Draft amendments to the foreign donations bill have been labelled a win for the charity sector, with the Government backing down on measures that threatened charitable advocacy. Source: Pro Bono News.
The federal Government last week amended its Electoral Funding and Reform Bill, after a parliamentary joint standing committee made a number of recommendations to improve the bill.
The charity sector raised concerns about the legislation which broadened registration and disclosure requirements for non-party political actors, saying it would stifle advocacy and impose unnecessary red-tape on these organisations.
The amended bill has replaced the term “political expenditure” with “electoral expenditure” – a much narrower definition focused on actual electioneering rather than other forms of public advocacy by charities.
This means non-partisan issue based advocacy will not be captured, vastly simplifying the compliance on charities and other organisations speaking publicly about policy issues.
Krystian Seibert, an industry fellow at the Centre for Social Impact at Swinburne University, said he was pleased the government replaced the “existing unworkable definition” of political expenditure with electoral expenditure.
“The government’s draft amendments to the bill are sensible and comprehensive, and go a long way towards addressing the concerns which have been raised about the bill and its impact on advocacy by charities,” Seibert told Pro Bono News.

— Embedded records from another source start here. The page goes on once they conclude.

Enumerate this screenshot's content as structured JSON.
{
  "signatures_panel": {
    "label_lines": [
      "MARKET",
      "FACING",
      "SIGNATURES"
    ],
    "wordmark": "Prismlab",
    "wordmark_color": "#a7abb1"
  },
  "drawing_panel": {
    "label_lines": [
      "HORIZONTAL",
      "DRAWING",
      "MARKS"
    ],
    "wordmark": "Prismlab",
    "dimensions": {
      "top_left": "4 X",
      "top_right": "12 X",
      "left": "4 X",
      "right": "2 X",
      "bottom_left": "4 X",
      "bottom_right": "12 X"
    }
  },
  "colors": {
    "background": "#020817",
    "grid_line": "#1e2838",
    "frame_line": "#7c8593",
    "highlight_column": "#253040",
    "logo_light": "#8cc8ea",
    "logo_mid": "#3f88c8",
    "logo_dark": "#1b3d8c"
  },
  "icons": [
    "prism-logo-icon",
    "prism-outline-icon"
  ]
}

In another win for the sector, registration processes have been simplified through a new single transparency register, while the number of entities required to register has also been reduced through higher thresholds and the removal of registration requirements for third parties.
The amended bill has again been presented to a parliamentary joint standing committee for inquiry, with the committee taking public submissions until Friday.

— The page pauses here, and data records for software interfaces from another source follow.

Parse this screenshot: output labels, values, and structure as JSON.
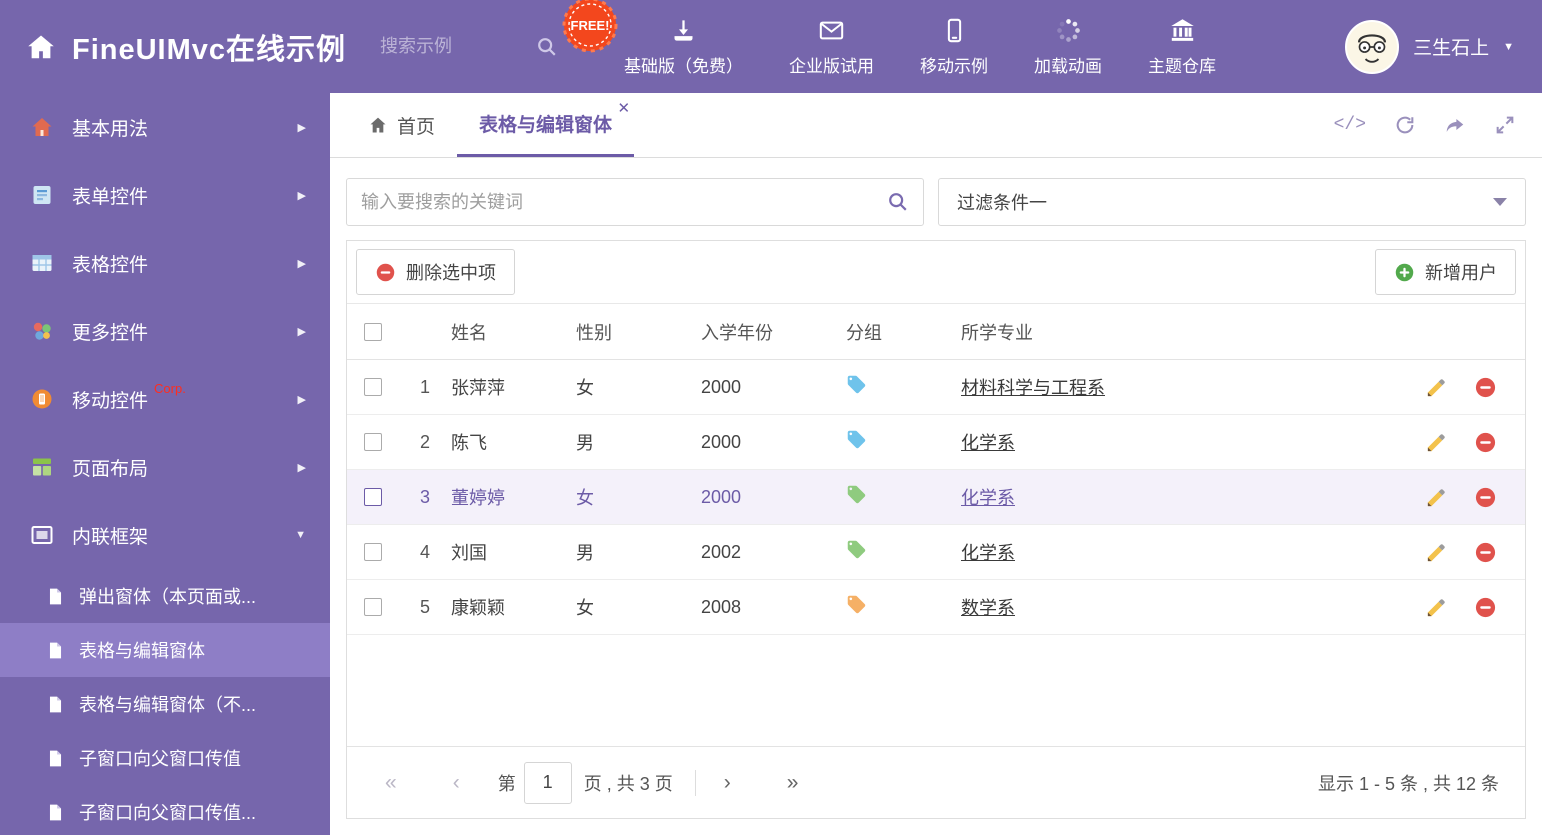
{
  "header": {
    "title": "FineUIMvc在线示例",
    "search_placeholder": "搜索示例",
    "free_badge": "FREE!",
    "nav": [
      {
        "label": "基础版（免费）",
        "icon": "download-icon"
      },
      {
        "label": "企业版试用",
        "icon": "mail-icon"
      },
      {
        "label": "移动示例",
        "icon": "mobile-icon"
      },
      {
        "label": "加载动画",
        "icon": "spinner-icon"
      },
      {
        "label": "主题仓库",
        "icon": "bank-icon"
      }
    ],
    "user": {
      "name": "三生石上"
    }
  },
  "sidebar": {
    "items": [
      {
        "label": "基本用法",
        "icon": "home-icon"
      },
      {
        "label": "表单控件",
        "icon": "form-icon"
      },
      {
        "label": "表格控件",
        "icon": "table-icon"
      },
      {
        "label": "更多控件",
        "icon": "more-controls-icon"
      },
      {
        "label": "移动控件",
        "icon": "mobile-controls-icon",
        "badge": "Corp."
      },
      {
        "label": "页面布局",
        "icon": "layout-icon"
      },
      {
        "label": "内联框架",
        "icon": "iframe-icon"
      }
    ],
    "subitems": [
      {
        "label": "弹出窗体（本页面或..."
      },
      {
        "label": "表格与编辑窗体",
        "active": true
      },
      {
        "label": "表格与编辑窗体（不..."
      },
      {
        "label": "子窗口向父窗口传值"
      },
      {
        "label": "子窗口向父窗口传值..."
      }
    ]
  },
  "tabs": {
    "home": {
      "label": "首页",
      "icon": "home-icon"
    },
    "active": {
      "label": "表格与编辑窗体",
      "close_glyph": "✕"
    },
    "actions": [
      "code-icon",
      "refresh-icon",
      "forward-icon",
      "fullscreen-icon"
    ],
    "code_glyph": "</>"
  },
  "filters": {
    "search_placeholder": "输入要搜索的关键词",
    "filter_value": "过滤条件一"
  },
  "grid": {
    "delete_button": "删除选中项",
    "add_button": "新增用户",
    "columns": {
      "name": "姓名",
      "gender": "性别",
      "year": "入学年份",
      "group": "分组",
      "major": "所学专业"
    },
    "rows": [
      {
        "index": "1",
        "name": "张萍萍",
        "gender": "女",
        "year": "2000",
        "tag_color": "#6FC3EB",
        "major": "材料科学与工程系"
      },
      {
        "index": "2",
        "name": "陈飞",
        "gender": "男",
        "year": "2000",
        "tag_color": "#6FC3EB",
        "major": "化学系"
      },
      {
        "index": "3",
        "name": "董婷婷",
        "gender": "女",
        "year": "2000",
        "tag_color": "#8FCB7F",
        "major": "化学系",
        "selected": true
      },
      {
        "index": "4",
        "name": "刘国",
        "gender": "男",
        "year": "2002",
        "tag_color": "#8FCB7F",
        "major": "化学系"
      },
      {
        "index": "5",
        "name": "康颖颖",
        "gender": "女",
        "year": "2008",
        "tag_color": "#F5B066",
        "major": "数学系"
      }
    ]
  },
  "pagination": {
    "first": "«",
    "prev": "‹",
    "next": "›",
    "last": "»",
    "page_prefix": "第",
    "page_value": "1",
    "page_suffix": "页 , 共 3 页",
    "summary": "显示 1 - 5 条 , 共 12 条"
  },
  "colors": {
    "theme_purple": "#7666AC",
    "active_purple": "#6C5BA7",
    "selected_row_bg": "#F4F1FA",
    "delete_red": "#E0524C",
    "add_green": "#52A94C",
    "free_badge_red": "#F3471D"
  }
}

Foreign donations bill changes labelled a win for charities (Pro Bono News)